Some of my best night time exposures were taken without a tripod. Above, a recent night time exposure in Venice, Italy of a crusty, ancient restaurant, gondolas’ and impressionistic reflection of the lights on the water was an awesome site. I knew I had to capture it, but I was taking a Vaparetto, (water taxi). I did not have my tripod, so I quickly saw an open window on the mini ferry and locked my camera on the windowsill and braced my arms. That was actually a very steady base in order to get this 2-second time exposure perfectly before the ship started moving.
The second photo is of the most famous fountain in Rome, The Fountain of Trevi. It looks ten times better lit at night. Photo taken from the hotel across the street we were staying. I had not taken my tripod with me, so I used a balcony railing and window frame to lock my camera and arms and do the job. A second great shot of the fountain was achieved using a marble security bollard.

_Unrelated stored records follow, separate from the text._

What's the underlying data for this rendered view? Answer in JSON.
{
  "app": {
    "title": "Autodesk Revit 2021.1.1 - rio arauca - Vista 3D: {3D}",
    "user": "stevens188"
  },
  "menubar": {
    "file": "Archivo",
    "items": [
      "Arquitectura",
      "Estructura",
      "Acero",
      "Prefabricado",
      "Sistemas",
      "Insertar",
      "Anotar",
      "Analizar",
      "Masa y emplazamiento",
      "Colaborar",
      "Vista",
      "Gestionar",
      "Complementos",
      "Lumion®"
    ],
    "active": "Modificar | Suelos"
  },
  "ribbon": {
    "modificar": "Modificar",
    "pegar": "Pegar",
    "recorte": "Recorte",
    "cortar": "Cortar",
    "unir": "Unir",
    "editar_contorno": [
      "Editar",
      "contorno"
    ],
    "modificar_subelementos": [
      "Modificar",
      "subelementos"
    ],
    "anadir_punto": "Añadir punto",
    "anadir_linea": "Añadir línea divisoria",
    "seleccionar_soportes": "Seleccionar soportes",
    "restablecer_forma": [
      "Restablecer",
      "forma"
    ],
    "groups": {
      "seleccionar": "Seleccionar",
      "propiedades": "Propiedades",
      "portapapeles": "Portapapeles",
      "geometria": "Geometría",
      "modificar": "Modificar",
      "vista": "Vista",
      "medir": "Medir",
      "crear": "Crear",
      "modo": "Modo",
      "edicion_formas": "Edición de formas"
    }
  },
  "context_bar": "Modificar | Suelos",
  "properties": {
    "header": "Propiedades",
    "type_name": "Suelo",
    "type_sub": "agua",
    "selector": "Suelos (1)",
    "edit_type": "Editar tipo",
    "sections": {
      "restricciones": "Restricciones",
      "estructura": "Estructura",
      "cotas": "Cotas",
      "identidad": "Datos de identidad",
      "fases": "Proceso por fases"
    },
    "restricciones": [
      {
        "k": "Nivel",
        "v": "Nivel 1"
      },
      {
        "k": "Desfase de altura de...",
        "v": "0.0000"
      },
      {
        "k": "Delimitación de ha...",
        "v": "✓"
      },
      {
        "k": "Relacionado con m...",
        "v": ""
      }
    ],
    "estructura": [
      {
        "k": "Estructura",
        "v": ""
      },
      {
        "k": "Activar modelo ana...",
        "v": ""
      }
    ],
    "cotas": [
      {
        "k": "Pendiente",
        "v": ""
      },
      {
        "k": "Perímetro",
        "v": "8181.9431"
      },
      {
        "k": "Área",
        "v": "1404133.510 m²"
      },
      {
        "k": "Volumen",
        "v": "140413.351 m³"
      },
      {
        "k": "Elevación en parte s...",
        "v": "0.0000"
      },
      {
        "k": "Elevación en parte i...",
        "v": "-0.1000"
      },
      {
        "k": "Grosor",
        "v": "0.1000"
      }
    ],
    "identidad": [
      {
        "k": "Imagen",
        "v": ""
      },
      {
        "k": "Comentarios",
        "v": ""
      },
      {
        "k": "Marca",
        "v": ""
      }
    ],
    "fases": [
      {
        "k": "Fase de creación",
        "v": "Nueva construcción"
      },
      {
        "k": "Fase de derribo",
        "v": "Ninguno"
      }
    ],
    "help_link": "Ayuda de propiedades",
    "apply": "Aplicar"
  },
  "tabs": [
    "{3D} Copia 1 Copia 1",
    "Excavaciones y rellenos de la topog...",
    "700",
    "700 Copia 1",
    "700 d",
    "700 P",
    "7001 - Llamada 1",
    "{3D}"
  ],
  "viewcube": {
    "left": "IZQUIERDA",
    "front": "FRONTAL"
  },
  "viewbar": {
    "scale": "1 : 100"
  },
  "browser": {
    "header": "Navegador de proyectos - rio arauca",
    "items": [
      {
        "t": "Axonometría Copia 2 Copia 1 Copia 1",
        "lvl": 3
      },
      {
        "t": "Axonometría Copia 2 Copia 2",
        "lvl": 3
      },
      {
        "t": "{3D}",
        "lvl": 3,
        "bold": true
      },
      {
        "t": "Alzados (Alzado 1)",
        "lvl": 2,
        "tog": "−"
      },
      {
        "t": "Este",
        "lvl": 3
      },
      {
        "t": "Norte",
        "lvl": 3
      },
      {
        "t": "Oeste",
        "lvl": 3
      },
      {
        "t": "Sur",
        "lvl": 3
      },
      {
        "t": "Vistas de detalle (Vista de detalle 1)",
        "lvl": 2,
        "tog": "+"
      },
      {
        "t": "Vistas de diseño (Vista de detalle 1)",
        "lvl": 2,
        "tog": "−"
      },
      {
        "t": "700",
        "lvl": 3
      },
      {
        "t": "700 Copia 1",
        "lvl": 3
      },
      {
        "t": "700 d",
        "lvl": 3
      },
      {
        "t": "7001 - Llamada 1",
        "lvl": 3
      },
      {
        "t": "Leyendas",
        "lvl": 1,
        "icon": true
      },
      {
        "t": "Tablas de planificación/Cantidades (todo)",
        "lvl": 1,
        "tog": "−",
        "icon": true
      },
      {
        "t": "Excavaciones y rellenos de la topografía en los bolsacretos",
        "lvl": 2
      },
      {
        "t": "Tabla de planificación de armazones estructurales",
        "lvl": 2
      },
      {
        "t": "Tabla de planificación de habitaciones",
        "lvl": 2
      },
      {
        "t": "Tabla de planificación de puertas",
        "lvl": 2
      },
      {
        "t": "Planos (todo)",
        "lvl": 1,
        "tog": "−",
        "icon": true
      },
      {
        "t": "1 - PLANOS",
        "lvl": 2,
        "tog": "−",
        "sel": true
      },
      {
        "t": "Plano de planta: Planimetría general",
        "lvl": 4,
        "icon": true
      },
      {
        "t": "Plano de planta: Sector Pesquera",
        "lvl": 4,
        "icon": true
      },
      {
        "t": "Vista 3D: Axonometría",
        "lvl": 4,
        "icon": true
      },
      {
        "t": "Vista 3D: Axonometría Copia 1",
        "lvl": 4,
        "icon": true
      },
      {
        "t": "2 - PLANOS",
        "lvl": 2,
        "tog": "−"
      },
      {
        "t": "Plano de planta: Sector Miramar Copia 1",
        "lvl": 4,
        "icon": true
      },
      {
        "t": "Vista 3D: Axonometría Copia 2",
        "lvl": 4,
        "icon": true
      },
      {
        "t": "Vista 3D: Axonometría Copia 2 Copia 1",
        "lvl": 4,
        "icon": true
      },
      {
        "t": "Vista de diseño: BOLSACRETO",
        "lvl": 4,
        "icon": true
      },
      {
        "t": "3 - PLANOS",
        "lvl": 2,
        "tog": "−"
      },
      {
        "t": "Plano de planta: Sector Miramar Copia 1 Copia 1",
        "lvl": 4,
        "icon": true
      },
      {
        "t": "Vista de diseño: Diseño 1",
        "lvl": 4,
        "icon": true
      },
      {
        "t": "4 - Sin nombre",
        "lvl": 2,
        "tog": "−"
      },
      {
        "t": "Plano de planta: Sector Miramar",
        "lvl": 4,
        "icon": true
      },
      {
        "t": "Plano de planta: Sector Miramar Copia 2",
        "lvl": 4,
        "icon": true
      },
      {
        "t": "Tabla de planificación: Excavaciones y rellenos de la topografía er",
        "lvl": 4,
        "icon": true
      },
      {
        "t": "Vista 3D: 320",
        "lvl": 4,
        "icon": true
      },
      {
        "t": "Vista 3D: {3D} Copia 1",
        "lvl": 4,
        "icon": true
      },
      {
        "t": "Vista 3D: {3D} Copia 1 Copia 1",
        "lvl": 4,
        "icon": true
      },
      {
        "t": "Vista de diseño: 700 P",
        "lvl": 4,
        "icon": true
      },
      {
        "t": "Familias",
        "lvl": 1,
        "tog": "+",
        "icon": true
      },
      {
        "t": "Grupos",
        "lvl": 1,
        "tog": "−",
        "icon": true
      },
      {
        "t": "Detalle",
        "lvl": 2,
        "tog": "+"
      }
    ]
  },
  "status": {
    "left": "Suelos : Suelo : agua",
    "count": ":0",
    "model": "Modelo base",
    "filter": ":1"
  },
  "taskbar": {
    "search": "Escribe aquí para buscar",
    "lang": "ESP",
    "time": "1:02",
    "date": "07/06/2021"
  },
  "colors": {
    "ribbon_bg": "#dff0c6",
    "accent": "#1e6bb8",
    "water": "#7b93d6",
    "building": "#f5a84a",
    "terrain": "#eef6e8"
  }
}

Finally, one of my favorite in-prompt-to no tripod moments was on a cruise ship around Manhattan on a perfect summer night. The Brooklyn and Manhattan bridges gave a beautiful golden glow reflection off the East River. We were attending a wedding celebration on the ship, so I didn’t have my tripod, but that wasn’t going to let that stop me, so I wrapped my arms and body around a steel column that supported the upper deck canopy of the ship. It gave me enough support to capture this misty dramatic shot of 2 of New York’s most famous bridges. The slight foreground blur of the East river water was caused by the motion of the ship, but actually adds to the drama of the shot.
So don’t hesitate to improvise, if you don’t have a tripod when that great time exposure opportunity is there…grab a tree, poll, railing, mailbox, etc., whatever will steady your camera enough to open up the lens and get that perfect long exposure.